*** Exercise input Section Begins ***

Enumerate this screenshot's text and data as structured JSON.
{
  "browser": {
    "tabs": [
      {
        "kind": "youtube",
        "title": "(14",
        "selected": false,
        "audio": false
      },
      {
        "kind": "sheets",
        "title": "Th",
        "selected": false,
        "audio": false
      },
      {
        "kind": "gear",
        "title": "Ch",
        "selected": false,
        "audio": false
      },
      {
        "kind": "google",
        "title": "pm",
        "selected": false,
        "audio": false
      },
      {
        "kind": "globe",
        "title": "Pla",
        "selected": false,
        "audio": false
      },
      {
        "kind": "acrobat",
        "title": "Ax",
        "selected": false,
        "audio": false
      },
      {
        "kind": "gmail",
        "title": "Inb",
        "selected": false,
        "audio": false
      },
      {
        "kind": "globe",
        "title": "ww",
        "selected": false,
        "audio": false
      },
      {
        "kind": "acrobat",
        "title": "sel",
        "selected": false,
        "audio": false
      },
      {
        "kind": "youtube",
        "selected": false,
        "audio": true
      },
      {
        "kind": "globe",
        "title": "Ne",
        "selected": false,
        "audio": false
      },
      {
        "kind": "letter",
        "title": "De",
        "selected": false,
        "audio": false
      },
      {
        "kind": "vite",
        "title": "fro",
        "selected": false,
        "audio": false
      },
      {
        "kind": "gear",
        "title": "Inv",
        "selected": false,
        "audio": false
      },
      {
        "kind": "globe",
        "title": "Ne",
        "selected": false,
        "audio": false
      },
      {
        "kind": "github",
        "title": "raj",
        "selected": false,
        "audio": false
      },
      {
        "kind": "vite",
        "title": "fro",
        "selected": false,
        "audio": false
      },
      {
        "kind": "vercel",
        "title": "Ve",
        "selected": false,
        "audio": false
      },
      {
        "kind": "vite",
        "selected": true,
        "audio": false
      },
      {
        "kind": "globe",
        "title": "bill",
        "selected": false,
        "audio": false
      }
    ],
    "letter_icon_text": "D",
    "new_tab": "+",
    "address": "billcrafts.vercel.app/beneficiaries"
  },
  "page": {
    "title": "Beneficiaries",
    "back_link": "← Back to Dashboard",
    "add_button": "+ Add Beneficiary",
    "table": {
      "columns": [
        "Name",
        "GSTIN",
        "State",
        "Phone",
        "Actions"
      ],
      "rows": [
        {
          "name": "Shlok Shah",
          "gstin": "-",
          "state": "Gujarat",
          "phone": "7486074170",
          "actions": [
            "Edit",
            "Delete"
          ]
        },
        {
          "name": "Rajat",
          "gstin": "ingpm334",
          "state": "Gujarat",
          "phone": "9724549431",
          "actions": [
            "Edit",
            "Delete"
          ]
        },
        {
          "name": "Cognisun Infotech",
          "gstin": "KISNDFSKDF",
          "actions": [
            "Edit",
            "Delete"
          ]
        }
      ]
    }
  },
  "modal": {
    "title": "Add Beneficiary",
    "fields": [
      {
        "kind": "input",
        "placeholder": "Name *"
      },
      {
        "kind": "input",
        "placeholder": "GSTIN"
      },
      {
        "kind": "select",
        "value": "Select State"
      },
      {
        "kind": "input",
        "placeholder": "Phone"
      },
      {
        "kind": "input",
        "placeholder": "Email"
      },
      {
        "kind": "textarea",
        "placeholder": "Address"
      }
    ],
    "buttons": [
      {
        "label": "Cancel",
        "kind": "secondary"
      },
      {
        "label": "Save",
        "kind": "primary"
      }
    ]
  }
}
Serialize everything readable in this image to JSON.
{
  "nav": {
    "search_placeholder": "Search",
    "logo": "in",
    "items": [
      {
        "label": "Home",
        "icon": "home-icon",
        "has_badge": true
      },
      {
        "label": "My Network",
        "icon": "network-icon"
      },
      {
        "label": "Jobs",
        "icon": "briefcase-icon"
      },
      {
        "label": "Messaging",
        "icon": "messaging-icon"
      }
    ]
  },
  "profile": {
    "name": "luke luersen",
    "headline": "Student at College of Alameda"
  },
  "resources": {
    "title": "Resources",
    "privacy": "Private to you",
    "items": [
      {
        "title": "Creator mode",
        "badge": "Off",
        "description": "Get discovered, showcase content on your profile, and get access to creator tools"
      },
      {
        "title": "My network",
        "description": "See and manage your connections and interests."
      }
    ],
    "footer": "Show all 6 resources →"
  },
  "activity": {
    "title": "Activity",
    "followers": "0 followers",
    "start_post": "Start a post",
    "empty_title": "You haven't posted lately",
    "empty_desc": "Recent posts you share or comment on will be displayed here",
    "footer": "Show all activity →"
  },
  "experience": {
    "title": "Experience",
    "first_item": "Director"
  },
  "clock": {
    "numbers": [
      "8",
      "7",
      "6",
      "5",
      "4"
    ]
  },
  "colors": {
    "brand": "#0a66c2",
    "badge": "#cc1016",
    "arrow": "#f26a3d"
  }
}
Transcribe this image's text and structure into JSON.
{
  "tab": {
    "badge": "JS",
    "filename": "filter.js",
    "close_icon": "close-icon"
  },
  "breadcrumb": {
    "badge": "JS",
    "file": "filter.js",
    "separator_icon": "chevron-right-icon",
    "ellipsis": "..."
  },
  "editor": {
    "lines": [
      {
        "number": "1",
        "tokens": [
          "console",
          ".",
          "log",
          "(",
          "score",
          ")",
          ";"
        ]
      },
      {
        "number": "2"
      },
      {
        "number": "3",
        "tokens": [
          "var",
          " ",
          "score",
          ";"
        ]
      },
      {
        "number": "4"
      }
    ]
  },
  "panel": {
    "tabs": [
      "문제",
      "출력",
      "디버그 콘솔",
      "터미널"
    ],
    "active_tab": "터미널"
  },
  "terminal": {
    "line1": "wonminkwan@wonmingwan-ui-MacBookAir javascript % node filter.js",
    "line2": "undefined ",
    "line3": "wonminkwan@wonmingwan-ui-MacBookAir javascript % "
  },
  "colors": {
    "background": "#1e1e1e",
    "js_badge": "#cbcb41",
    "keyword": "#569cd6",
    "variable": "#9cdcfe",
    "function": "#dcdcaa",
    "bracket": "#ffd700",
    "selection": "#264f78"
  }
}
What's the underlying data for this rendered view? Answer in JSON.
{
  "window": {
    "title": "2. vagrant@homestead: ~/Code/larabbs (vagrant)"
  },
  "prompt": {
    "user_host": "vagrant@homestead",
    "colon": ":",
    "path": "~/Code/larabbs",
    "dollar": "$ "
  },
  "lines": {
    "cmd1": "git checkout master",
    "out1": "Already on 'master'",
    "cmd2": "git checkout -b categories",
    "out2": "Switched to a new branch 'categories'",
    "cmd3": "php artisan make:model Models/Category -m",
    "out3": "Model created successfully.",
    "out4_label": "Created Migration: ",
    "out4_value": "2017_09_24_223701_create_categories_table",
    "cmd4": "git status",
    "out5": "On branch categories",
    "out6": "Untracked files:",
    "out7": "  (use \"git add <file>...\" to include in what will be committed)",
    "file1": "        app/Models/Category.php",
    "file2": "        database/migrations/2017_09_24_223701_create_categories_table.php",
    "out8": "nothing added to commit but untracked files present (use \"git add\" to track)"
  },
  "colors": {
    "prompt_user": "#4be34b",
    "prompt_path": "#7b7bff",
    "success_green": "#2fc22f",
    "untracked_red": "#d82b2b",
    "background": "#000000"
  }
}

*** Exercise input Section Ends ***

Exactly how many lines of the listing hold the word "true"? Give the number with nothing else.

3